Carney's comments appeared to be aimed at putting in context statements from Deputy Press Secretary Joshua Earnest, quoted in the New York Times and the Washington Post, that "in terms of the president's relationship with Congress in 2012 the president is no longer tied to Washington."

That sparked criticism from Republican presidential candidate Newt Gingrich who said in Independence, Iowa said Monday, "Having gone off to Hawaii for awhile he has now concluded, at least as I understand the news reports, they have decided they are going to govern with out Congress. Now, I don't know what country he thinks he is in but it is constitutionally impossible to govern without Congress."

Republican House Speaker John Boehner accused Mr. Obama of having an "Absentee Presidency,"  posting on Twitter that "POTUS' "shrunken" legislative agenda ignores need for Senate action on House-passed #jobs  http://twitter.com/#!/search?q=%23jobs bills."

Earnest, in his year-end briefing,  did not close the door completely to working with Congress, noting "You will see the President focus a little bit more on some of the things that he can - now that he's sort of free from having to put out these fires, the president will have a larger playing field, as it were.  And if that playing field includes working with Congress, all the better."

In his Tuesday briefing Jay Carney also took that tack, telling reporters, "this is not an either/or.  It's a both/and situation.  He will work with Congress.  And we believe, actually, that there will be opportunities to work with Congress, beginning with expanding - extending the payroll tax cut for the full calendar year. "

But, in a delicate balancing act, Carney added, "We can't wait for Congress to act.  And when Congress refuses to act, when Republicans choose the path of obstruction rather than cooperation, then the president's not going to sit here.  Gridlock in Washington is not an excuse for inaction."
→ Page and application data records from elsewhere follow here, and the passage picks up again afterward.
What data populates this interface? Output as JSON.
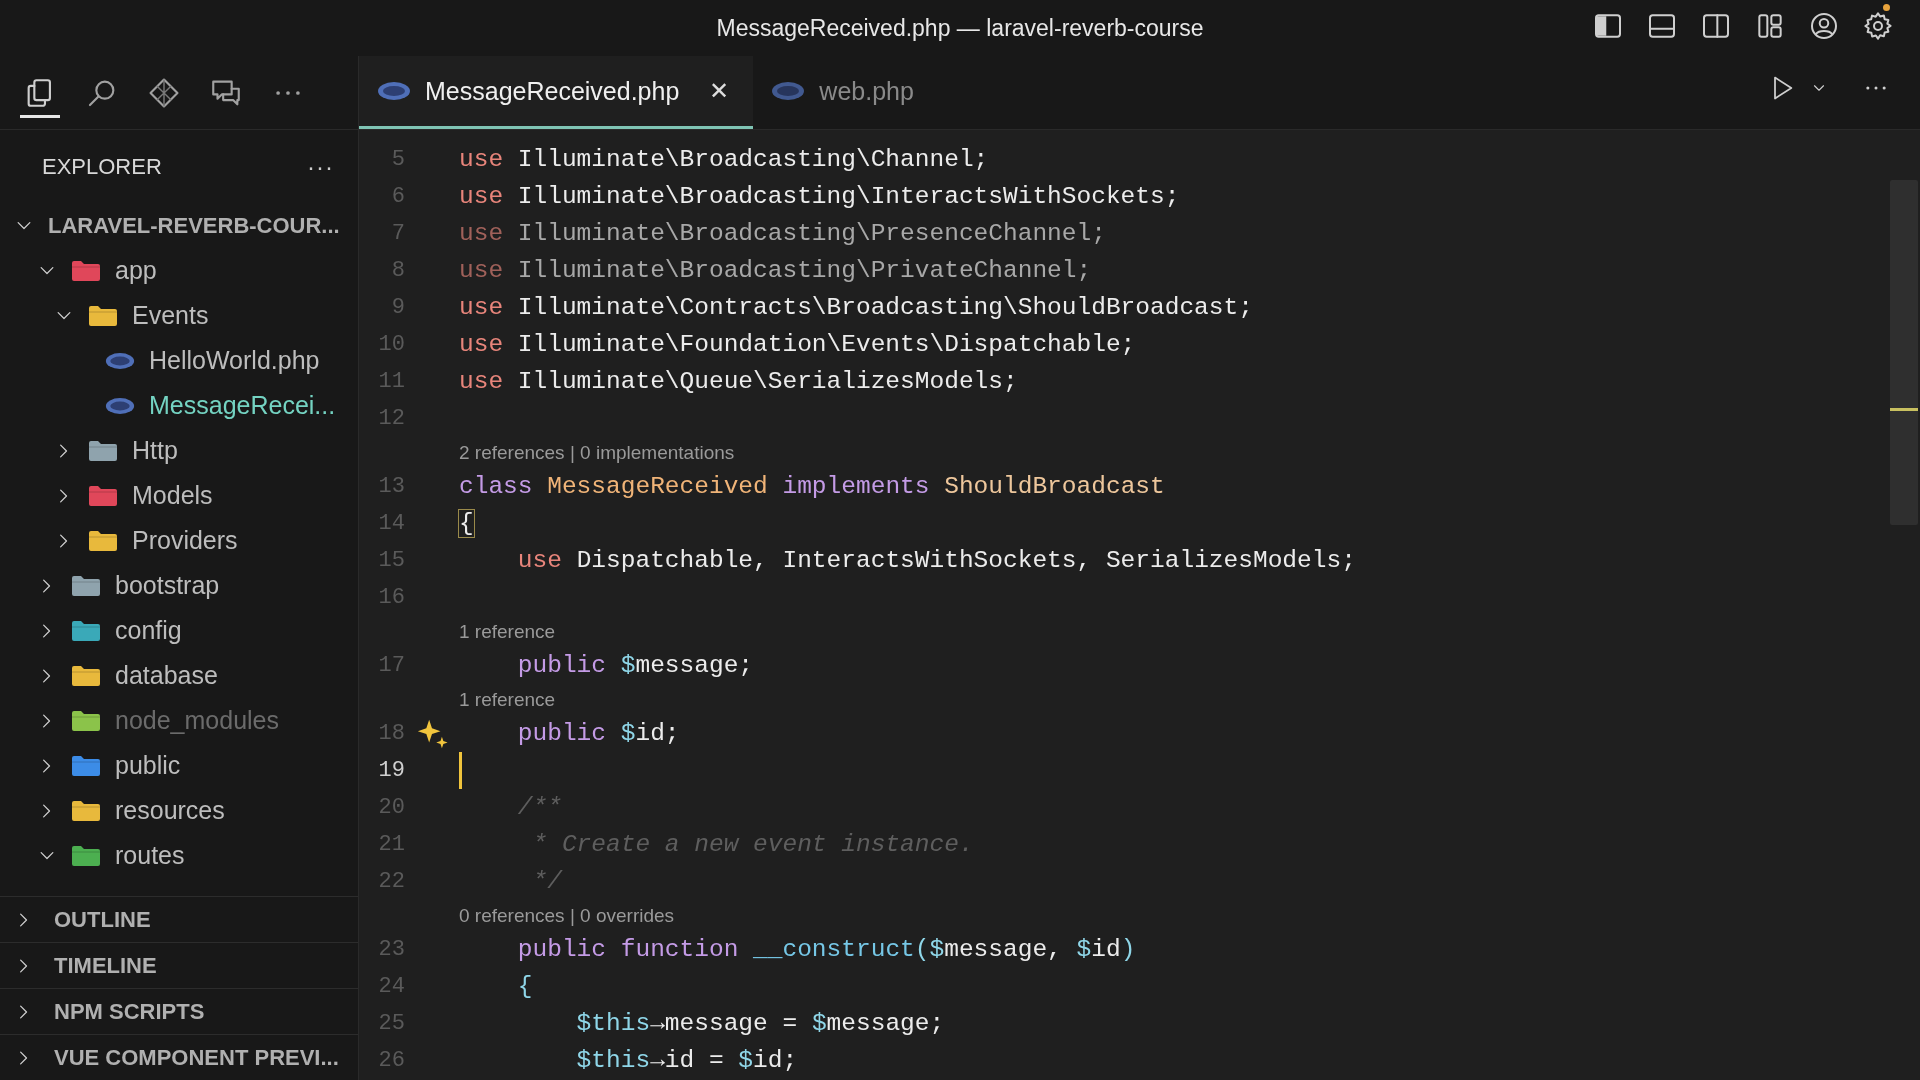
{
  "window": {
    "title": "MessageReceived.php — laravel-reverb-course",
    "layout_toggles": [
      {
        "on": true
      },
      {
        "on": false
      },
      {
        "on": false
      }
    ],
    "settings_notification": true
  },
  "activity_bar": [
    {
      "selected": true
    },
    {
      "selected": false
    },
    {
      "selected": false
    },
    {
      "selected": false
    },
    {
      "selected": false
    }
  ],
  "sidebar": {
    "title": "EXPLORER",
    "more": "···",
    "tree": {
      "label": "LARAVEL-REVERB-COUR...",
      "expanded": true,
      "children": [
        {
          "label": "app",
          "kind": "folder",
          "color": "#e0475a",
          "expanded": true,
          "selected": false,
          "ignored": false,
          "children": [
            {
              "label": "Events",
              "kind": "folder",
              "color": "#e8b93c",
              "expanded": true,
              "selected": false,
              "ignored": false,
              "children": [
                {
                  "label": "HelloWorld.php",
                  "kind": "file",
                  "selected": false,
                  "ignored": false
                },
                {
                  "label": "MessageRecei...",
                  "kind": "file",
                  "selected": true,
                  "ignored": false
                }
              ]
            },
            {
              "label": "Http",
              "kind": "folder",
              "color": "#8fa3ad",
              "expanded": false,
              "selected": false,
              "ignored": false
            },
            {
              "label": "Models",
              "kind": "folder",
              "color": "#e0475a",
              "expanded": false,
              "selected": false,
              "ignored": false
            },
            {
              "label": "Providers",
              "kind": "folder",
              "color": "#e8b93c",
              "expanded": false,
              "selected": false,
              "ignored": false
            }
          ]
        },
        {
          "label": "bootstrap",
          "kind": "folder",
          "color": "#8fa3ad",
          "expanded": false,
          "selected": false,
          "ignored": false
        },
        {
          "label": "config",
          "kind": "folder",
          "color": "#3aa9b8",
          "expanded": false,
          "selected": false,
          "ignored": false
        },
        {
          "label": "database",
          "kind": "folder",
          "color": "#e8b93c",
          "expanded": false,
          "selected": false,
          "ignored": false
        },
        {
          "label": "node_modules",
          "kind": "folder",
          "color": "#8bc34a",
          "expanded": false,
          "selected": false,
          "ignored": true
        },
        {
          "label": "public",
          "kind": "folder",
          "color": "#3c8ce7",
          "expanded": false,
          "selected": false,
          "ignored": false
        },
        {
          "label": "resources",
          "kind": "folder",
          "color": "#e8b93c",
          "expanded": false,
          "selected": false,
          "ignored": false
        },
        {
          "label": "routes",
          "kind": "folder",
          "color": "#4caf50",
          "expanded": true,
          "selected": false,
          "ignored": false
        }
      ]
    },
    "sections": [
      {
        "label": "OUTLINE",
        "expanded": false
      },
      {
        "label": "TIMELINE",
        "expanded": false
      },
      {
        "label": "NPM SCRIPTS",
        "expanded": false
      },
      {
        "label": "VUE COMPONENT PREVI...",
        "expanded": false
      }
    ]
  },
  "tabs": [
    {
      "label": "MessageReceived.php",
      "selected": true,
      "close": "✕"
    },
    {
      "label": "web.php",
      "selected": false
    }
  ],
  "editor": {
    "lines": [
      {
        "kind": "code",
        "number": "5",
        "current": false,
        "unused": false,
        "tokens": [
          {
            "kind": "keyword",
            "text": "use "
          },
          {
            "kind": "name",
            "text": "Illuminate\\Broadcasting\\Channel;"
          }
        ]
      },
      {
        "kind": "code",
        "number": "6",
        "current": false,
        "unused": false,
        "tokens": [
          {
            "kind": "keyword",
            "text": "use "
          },
          {
            "kind": "name",
            "text": "Illuminate\\Broadcasting\\InteractsWithSockets;"
          }
        ]
      },
      {
        "kind": "code",
        "number": "7",
        "current": false,
        "unused": true,
        "tokens": [
          {
            "kind": "keyword",
            "text": "use "
          },
          {
            "kind": "name",
            "text": "Illuminate\\Broadcasting\\PresenceChannel;"
          }
        ]
      },
      {
        "kind": "code",
        "number": "8",
        "current": false,
        "unused": true,
        "tokens": [
          {
            "kind": "keyword",
            "text": "use "
          },
          {
            "kind": "name",
            "text": "Illuminate\\Broadcasting\\PrivateChannel;"
          }
        ]
      },
      {
        "kind": "code",
        "number": "9",
        "current": false,
        "unused": false,
        "tokens": [
          {
            "kind": "keyword",
            "text": "use "
          },
          {
            "kind": "name",
            "text": "Illuminate\\Contracts\\Broadcasting\\ShouldBroadcast;"
          }
        ]
      },
      {
        "kind": "code",
        "number": "10",
        "current": false,
        "unused": false,
        "tokens": [
          {
            "kind": "keyword",
            "text": "use "
          },
          {
            "kind": "name",
            "text": "Illuminate\\Foundation\\Events\\Dispatchable;"
          }
        ]
      },
      {
        "kind": "code",
        "number": "11",
        "current": false,
        "unused": false,
        "tokens": [
          {
            "kind": "keyword",
            "text": "use "
          },
          {
            "kind": "name",
            "text": "Illuminate\\Queue\\SerializesModels;"
          }
        ]
      },
      {
        "kind": "code",
        "number": "12",
        "current": false
      },
      {
        "kind": "lens",
        "text": "2 references | 0 implementations"
      },
      {
        "kind": "code",
        "number": "13",
        "current": false,
        "unused": false,
        "tokens": [
          {
            "kind": "storage",
            "text": "class "
          },
          {
            "kind": "type",
            "text": "MessageReceived "
          },
          {
            "kind": "storage",
            "text": "implements "
          },
          {
            "kind": "type2",
            "text": "ShouldBroadcast"
          }
        ]
      },
      {
        "kind": "code",
        "number": "14",
        "current": false,
        "unused": false,
        "tokens": [
          {
            "kind": "match",
            "text": "{"
          }
        ]
      },
      {
        "kind": "code",
        "number": "15",
        "current": false,
        "unused": false,
        "tokens": [
          {
            "kind": "keyword",
            "text": "    use "
          },
          {
            "kind": "name",
            "text": "Dispatchable, InteractsWithSockets, SerializesModels;"
          }
        ]
      },
      {
        "kind": "code",
        "number": "16",
        "current": false
      },
      {
        "kind": "lens",
        "text": "1 reference"
      },
      {
        "kind": "code",
        "number": "17",
        "current": false,
        "unused": false,
        "tokens": [
          {
            "kind": "storage",
            "text": "    public "
          },
          {
            "kind": "sigil",
            "text": "$"
          },
          {
            "kind": "name",
            "text": "message;"
          }
        ]
      },
      {
        "kind": "lens",
        "text": "1 reference"
      },
      {
        "kind": "code",
        "number": "18",
        "current": false,
        "unused": false,
        "sparkle": true,
        "tokens": [
          {
            "kind": "storage",
            "text": "    public "
          },
          {
            "kind": "sigil",
            "text": "$"
          },
          {
            "kind": "name",
            "text": "id;"
          }
        ]
      },
      {
        "kind": "code",
        "number": "19",
        "current": true
      },
      {
        "kind": "code",
        "number": "20",
        "current": false,
        "unused": false,
        "tokens": [
          {
            "kind": "comment",
            "text": "    /**"
          }
        ]
      },
      {
        "kind": "code",
        "number": "21",
        "current": false,
        "unused": false,
        "tokens": [
          {
            "kind": "comment",
            "text": "     * Create a new event instance."
          }
        ]
      },
      {
        "kind": "code",
        "number": "22",
        "current": false,
        "unused": false,
        "tokens": [
          {
            "kind": "comment",
            "text": "     */"
          }
        ]
      },
      {
        "kind": "lens",
        "text": "0 references | 0 overrides"
      },
      {
        "kind": "code",
        "number": "23",
        "current": false,
        "unused": false,
        "tokens": [
          {
            "kind": "storage",
            "text": "    public function "
          },
          {
            "kind": "function",
            "text": "__construct"
          },
          {
            "kind": "sigil",
            "text": "($"
          },
          {
            "kind": "name",
            "text": "message, "
          },
          {
            "kind": "sigil",
            "text": "$"
          },
          {
            "kind": "name",
            "text": "id"
          },
          {
            "kind": "sigil",
            "text": ")"
          }
        ]
      },
      {
        "kind": "code",
        "number": "24",
        "current": false,
        "unused": false,
        "tokens": [
          {
            "kind": "sigil",
            "text": "    {"
          }
        ]
      },
      {
        "kind": "code",
        "number": "25",
        "current": false,
        "unused": false,
        "tokens": [
          {
            "kind": "sigil",
            "text": "        $this"
          },
          {
            "kind": "name",
            "text": "→message = "
          },
          {
            "kind": "sigil",
            "text": "$"
          },
          {
            "kind": "name",
            "text": "message;"
          }
        ]
      },
      {
        "kind": "code",
        "number": "26",
        "current": false,
        "unused": false,
        "tokens": [
          {
            "kind": "sigil",
            "text": "        $this"
          },
          {
            "kind": "name",
            "text": "→id = "
          },
          {
            "kind": "sigil",
            "text": "$"
          },
          {
            "kind": "name",
            "text": "id;"
          }
        ]
      }
    ]
  }
}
A senior administration official, speaking on background with reporters Tuesday, said he believes there will be pressure on Republicans to cooperate with the president and pointed to House Republicans who broke ranks on the issue of the payroll tax cut extension. The official predicted there will be more defections as members of Congress head into the elections. If they are willing to work with the President, the official said, then Mr. Obama and his administration would be eager to respond but the administration also will be looking for actions they can take on their own, including helping homeowners refinance and helping students with loans.

The official claimed it was the president who, in the fall, by intensively campaigning for the tax cut extension, changed the political dynamic and, as a result, brought some Republicans sensitive to public opinion on board. The official denied, however, that campaigning was tantamount to campaigning for re-election, adding that Mr. Obama still has a lot of governing to do and it will be a while before the president engages in his own re-election campaign.


Topics: 2012 Election • Congress • President Obama • The Buzz • The News
When it comes to radiation- trust, but verify
This DigitalGlobe image shows the damage to the Fukushima Daiichi nuclear plant on following the March 11th earthquake.
March 15th, 2011
06:07 PM ET

When it comes to radiation- trust, but verify

WASHINGTON (CNN) -  Fearful of the threat of radiation from Japan's damaged nuclear plants, several countries are urging their citizens to leave Japan but – so far – the United States is not.

Asked Tuesday whether Americans in Japan should pack their bags, Carney told reporters he was not aware of any recommendation for U.S. citizens to leave but urged them to check State Department advisories.

The State Department has been issuing regular updates for Americans citizens but, so far, it is not urging them to leave Japan.

Its March 13 Travel Alert urges U.S. citizens to "avoid tourism and non-essential travel to Japan at this time." It also requests "non-essential" U.S. government personnel, including embassy families, to put off travel. FULL POST


Topics: Japan • The News